WHAT YOU WILL DO:
Find each line of the entries with the string "JSON", please, and copy it.

***

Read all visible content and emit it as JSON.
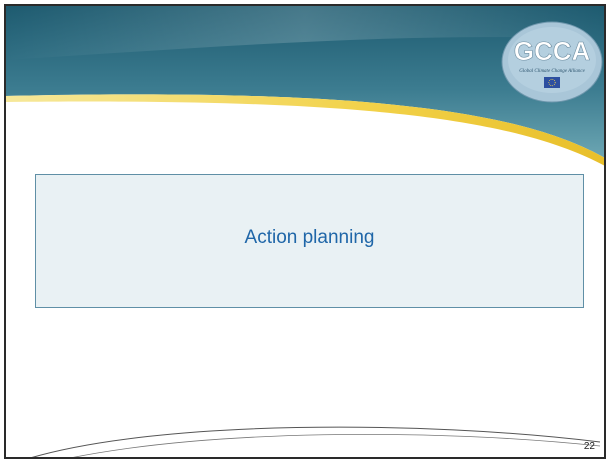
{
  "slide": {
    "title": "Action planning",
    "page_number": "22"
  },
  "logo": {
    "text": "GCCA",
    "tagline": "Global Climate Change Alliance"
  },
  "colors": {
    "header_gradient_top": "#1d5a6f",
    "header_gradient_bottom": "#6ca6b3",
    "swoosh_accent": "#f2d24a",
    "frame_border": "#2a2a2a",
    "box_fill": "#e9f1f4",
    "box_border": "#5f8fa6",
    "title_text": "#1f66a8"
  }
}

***

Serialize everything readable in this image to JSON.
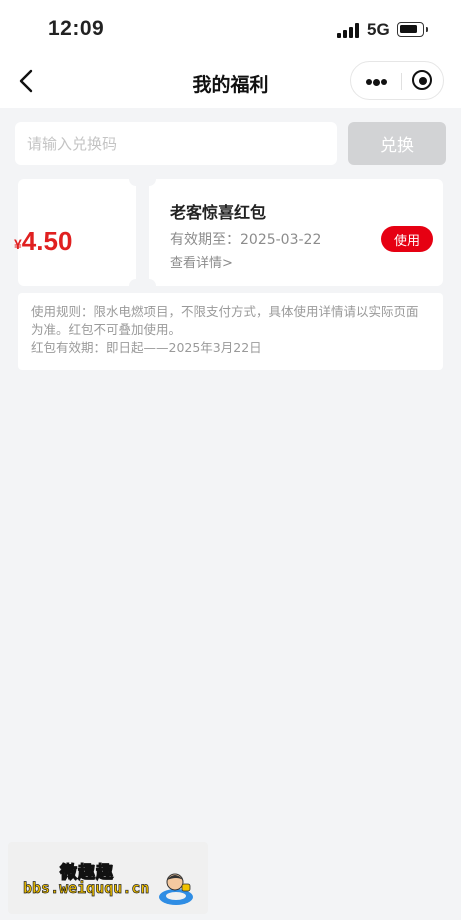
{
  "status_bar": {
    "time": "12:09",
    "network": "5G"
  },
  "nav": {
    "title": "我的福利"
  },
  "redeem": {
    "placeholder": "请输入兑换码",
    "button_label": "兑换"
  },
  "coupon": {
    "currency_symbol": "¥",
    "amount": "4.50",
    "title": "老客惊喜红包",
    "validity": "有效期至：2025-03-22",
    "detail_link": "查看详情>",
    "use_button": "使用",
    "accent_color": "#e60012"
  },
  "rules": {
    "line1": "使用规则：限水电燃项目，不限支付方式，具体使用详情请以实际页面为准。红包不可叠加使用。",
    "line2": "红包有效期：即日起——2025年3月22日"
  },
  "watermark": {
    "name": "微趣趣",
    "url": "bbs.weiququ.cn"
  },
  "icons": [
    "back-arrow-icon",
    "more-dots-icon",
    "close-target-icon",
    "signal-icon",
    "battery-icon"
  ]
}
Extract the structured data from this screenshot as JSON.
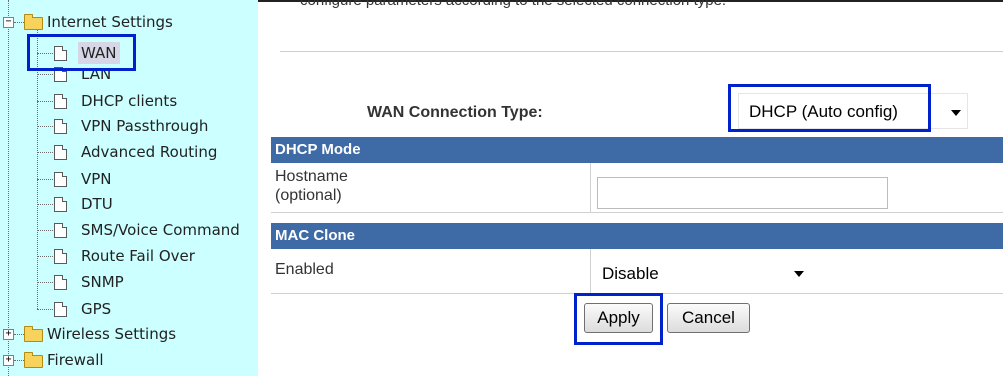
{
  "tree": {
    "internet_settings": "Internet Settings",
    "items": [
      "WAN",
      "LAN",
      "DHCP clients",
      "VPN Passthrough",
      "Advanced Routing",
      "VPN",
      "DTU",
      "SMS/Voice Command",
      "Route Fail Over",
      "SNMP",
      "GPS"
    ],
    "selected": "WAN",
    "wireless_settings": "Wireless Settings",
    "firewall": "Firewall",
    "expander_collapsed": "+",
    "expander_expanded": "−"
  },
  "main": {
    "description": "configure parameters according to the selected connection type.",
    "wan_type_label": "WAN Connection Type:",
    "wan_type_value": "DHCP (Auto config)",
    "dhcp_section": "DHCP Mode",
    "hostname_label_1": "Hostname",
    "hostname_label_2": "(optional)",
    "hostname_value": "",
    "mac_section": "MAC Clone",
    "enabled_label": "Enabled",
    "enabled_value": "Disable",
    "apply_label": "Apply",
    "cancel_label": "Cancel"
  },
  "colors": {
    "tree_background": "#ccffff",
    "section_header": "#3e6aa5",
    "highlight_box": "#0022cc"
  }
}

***

RESULT:
Read all visible content and emit it as JSON.
Serialize everything readable in this image to JSON.
Extract the structured data from this screenshot as JSON.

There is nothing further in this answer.